Our negotiations with the administration team since Spring have been based on two principles:
- Portland Community College employees should be able to afford to live in Portland and the Portland Metro area.
- PCC should compensate employees with equal pay for equal work.
Neither of these principles is complicated or hard to understand. But neither can be achieved in just one bargaining cycle. We will need to come back over and over, to insist on these basic values.
We have two negotiations sessions scheduled next week: Monday, September 11 (9am-2pm) and Wednesday, September 13 (9am-12pm). We continue to need to make some progress on these priorities. The most important thing you can do is attend one, or both, of next week’s sessions and help us move towards an agreement. Your attendance shows the administration that these basic values matter, and that PCC employees care about one another. If so, sign up to attend the next meetings at the CLIMB Center.

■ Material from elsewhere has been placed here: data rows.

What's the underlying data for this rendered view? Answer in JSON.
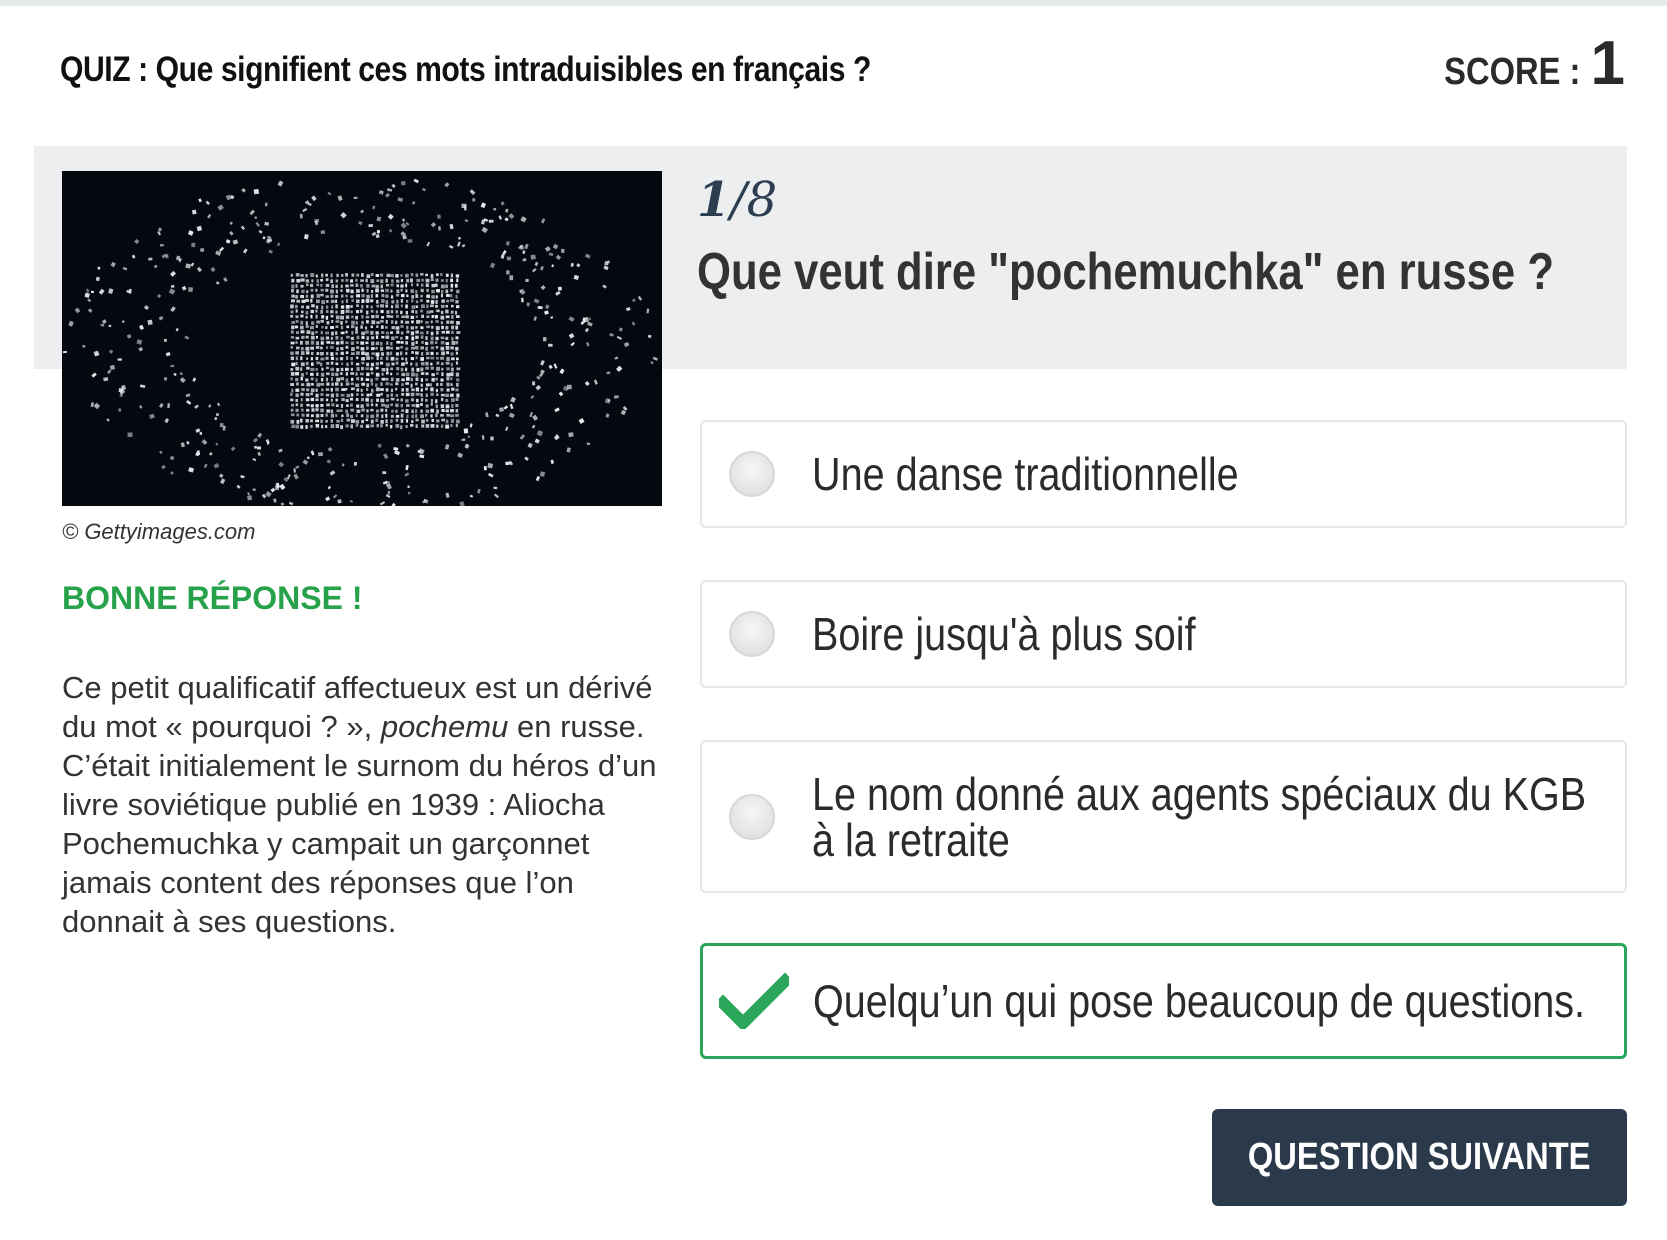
{
  "header": {
    "title": "QUIZ : Que signifient ces mots intraduisibles en français ?",
    "score_label": "SCORE :",
    "score_value": "1"
  },
  "question": {
    "current": "1",
    "total_text": "/8",
    "text": "Que veut dire \"pochemuchka\" en russe ?"
  },
  "image": {
    "credit": "© Gettyimages.com",
    "icon": "photo-letters-icon"
  },
  "feedback": {
    "verdict": "BONNE RÉPONSE !",
    "verdict_color": "#27a24a",
    "explanation_before": "Ce petit qualificatif affectueux est un dérivé du mot « pourquoi ? », ",
    "explanation_italic": "pochemu",
    "explanation_after": " en russe. C’était initialement le surnom du héros d’un livre soviétique publié en 1939 : Aliocha Pochemuchka y campait un garçonnet jamais content des réponses que l’on donnait à ses questions."
  },
  "answers": [
    {
      "label": "Une danse traditionnelle",
      "state": "unselected"
    },
    {
      "label": "Boire jusqu'à plus soif",
      "state": "unselected"
    },
    {
      "label": "Le nom donné aux agents spéciaux du KGB à la retraite",
      "line1": "Le nom donné aux agents spéciaux du KGB",
      "line2": "à la retraite",
      "state": "unselected"
    },
    {
      "label": "Quelqu’un qui pose beaucoup de questions.",
      "state": "correct"
    }
  ],
  "next_button": {
    "label": "QUESTION SUIVANTE",
    "color": "#2b3a4a"
  },
  "colors": {
    "correct": "#2aa65b",
    "band": "#eceeef"
  }
}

In this cycle, we asked for a 4% cost of living increase — modest compared to what is needed in the Portland area according to this research. The administration team has so far refused to offer any cost of living increase, instead talking about a 1% one-time lump sum payment. Obviously, the size of the offered payment is a problem, but the deeper issue is that a one-time payment does nothing to meet the basic principle. Workers should be able to afford to live where they work. The cost of living in Portland is on a steep increase with no sign of leveling off anytime soon, driven by rising housing costs!
After surveying you to gather our FCE and FFAP members’ concerns, we focused on two inequities in this cycle — underpayment to “part-time” faculty and disparities in the retirement programs for classified staff as compared to full-time faculty and academic professionals. (To see how steep the pay inequities are for instructors, go here.). While the administration team has so far been willing to talk about these issues, our members need more than talk. We need at least some movement to ameliorate these longstanding inequities.
Your negotiations team appreciates how many of you have already attended sessions and engaged in this process. We need your continued engagement in this process and hope you sign up to attend bargaining sessions next week.
Shirlee Geiger, Bargaining Team Member